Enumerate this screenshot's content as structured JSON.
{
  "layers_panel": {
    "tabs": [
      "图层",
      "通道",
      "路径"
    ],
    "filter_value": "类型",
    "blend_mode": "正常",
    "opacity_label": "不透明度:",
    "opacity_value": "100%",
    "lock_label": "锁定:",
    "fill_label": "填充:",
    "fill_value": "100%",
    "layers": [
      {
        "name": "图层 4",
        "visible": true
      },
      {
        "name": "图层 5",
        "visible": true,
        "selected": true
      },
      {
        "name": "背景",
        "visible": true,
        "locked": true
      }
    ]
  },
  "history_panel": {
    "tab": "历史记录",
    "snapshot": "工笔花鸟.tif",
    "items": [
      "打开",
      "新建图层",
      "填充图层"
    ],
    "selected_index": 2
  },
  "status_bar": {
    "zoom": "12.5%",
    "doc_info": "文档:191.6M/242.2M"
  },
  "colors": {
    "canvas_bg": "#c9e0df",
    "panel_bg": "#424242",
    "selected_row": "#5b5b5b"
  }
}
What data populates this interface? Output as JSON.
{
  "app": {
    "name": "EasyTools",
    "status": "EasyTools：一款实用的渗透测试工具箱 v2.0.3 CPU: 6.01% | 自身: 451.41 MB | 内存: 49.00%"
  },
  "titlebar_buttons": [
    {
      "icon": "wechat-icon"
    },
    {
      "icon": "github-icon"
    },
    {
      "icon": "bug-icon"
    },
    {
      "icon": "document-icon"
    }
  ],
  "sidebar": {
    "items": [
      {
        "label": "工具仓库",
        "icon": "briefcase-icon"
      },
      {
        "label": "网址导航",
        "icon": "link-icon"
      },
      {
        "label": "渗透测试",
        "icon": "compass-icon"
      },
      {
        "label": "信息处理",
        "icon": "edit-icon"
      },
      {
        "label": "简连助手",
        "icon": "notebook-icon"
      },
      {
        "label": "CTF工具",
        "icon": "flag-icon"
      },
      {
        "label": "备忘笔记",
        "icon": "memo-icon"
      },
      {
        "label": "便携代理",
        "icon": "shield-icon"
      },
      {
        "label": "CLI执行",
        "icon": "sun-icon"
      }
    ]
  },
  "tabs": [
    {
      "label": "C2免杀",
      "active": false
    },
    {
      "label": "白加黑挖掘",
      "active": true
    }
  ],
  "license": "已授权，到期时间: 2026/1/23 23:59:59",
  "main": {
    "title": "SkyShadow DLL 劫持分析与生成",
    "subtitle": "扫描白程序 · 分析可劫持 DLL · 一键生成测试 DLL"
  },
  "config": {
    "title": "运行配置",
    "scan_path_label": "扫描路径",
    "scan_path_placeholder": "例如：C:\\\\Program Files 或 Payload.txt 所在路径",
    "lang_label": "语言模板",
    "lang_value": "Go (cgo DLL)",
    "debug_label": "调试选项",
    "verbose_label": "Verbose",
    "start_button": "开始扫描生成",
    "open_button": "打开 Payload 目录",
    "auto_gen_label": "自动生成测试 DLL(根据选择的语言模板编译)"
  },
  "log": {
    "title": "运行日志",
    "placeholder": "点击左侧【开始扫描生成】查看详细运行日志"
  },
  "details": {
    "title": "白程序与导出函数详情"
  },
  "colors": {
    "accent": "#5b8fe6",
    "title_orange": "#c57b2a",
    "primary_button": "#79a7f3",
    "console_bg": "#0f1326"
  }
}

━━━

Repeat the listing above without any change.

Enumerate this screenshot's content as structured JSON.
{
  "layers_panel": {
    "tabs": [
      "图层",
      "通道",
      "路径"
    ],
    "filter_value": "类型",
    "blend_mode": "正常",
    "opacity_label": "不透明度:",
    "opacity_value": "100%",
    "lock_label": "锁定:",
    "fill_label": "填充:",
    "fill_value": "100%",
    "layers": [
      {
        "name": "图层 4",
        "visible": true
      },
      {
        "name": "图层 5",
        "visible": true,
        "selected": true
      },
      {
        "name": "背景",
        "visible": true,
        "locked": true
      }
    ]
  },
  "history_panel": {
    "tab": "历史记录",
    "snapshot": "工笔花鸟.tif",
    "items": [
      "打开",
      "新建图层",
      "填充图层"
    ],
    "selected_index": 2
  },
  "status_bar": {
    "zoom": "12.5%",
    "doc_info": "文档:191.6M/242.2M"
  },
  "colors": {
    "canvas_bg": "#c9e0df",
    "panel_bg": "#424242",
    "selected_row": "#5b5b5b"
  }
}
What data populates this interface? Output as JSON.
{
  "app": {
    "name": "EasyTools",
    "status": "EasyTools：一款实用的渗透测试工具箱 v2.0.3 CPU: 6.01% | 自身: 451.41 MB | 内存: 49.00%"
  },
  "titlebar_buttons": [
    {
      "icon": "wechat-icon"
    },
    {
      "icon": "github-icon"
    },
    {
      "icon": "bug-icon"
    },
    {
      "icon": "document-icon"
    }
  ],
  "sidebar": {
    "items": [
      {
        "label": "工具仓库",
        "icon": "briefcase-icon"
      },
      {
        "label": "网址导航",
        "icon": "link-icon"
      },
      {
        "label": "渗透测试",
        "icon": "compass-icon"
      },
      {
        "label": "信息处理",
        "icon": "edit-icon"
      },
      {
        "label": "简连助手",
        "icon": "notebook-icon"
      },
      {
        "label": "CTF工具",
        "icon": "flag-icon"
      },
      {
        "label": "备忘笔记",
        "icon": "memo-icon"
      },
      {
        "label": "便携代理",
        "icon": "shield-icon"
      },
      {
        "label": "CLI执行",
        "icon": "sun-icon"
      }
    ]
  },
  "tabs": [
    {
      "label": "C2免杀",
      "active": false
    },
    {
      "label": "白加黑挖掘",
      "active": true
    }
  ],
  "license": "已授权，到期时间: 2026/1/23 23:59:59",
  "main": {
    "title": "SkyShadow DLL 劫持分析与生成",
    "subtitle": "扫描白程序 · 分析可劫持 DLL · 一键生成测试 DLL"
  },
  "config": {
    "title": "运行配置",
    "scan_path_label": "扫描路径",
    "scan_path_placeholder": "例如：C:\\\\Program Files 或 Payload.txt 所在路径",
    "lang_label": "语言模板",
    "lang_value": "Go (cgo DLL)",
    "debug_label": "调试选项",
    "verbose_label": "Verbose",
    "start_button": "开始扫描生成",
    "open_button": "打开 Payload 目录",
    "auto_gen_label": "自动生成测试 DLL(根据选择的语言模板编译)"
  },
  "log": {
    "title": "运行日志",
    "placeholder": "点击左侧【开始扫描生成】查看详细运行日志"
  },
  "details": {
    "title": "白程序与导出函数详情"
  },
  "colors": {
    "accent": "#5b8fe6",
    "title_orange": "#c57b2a",
    "primary_button": "#79a7f3",
    "console_bg": "#0f1326"
  }
}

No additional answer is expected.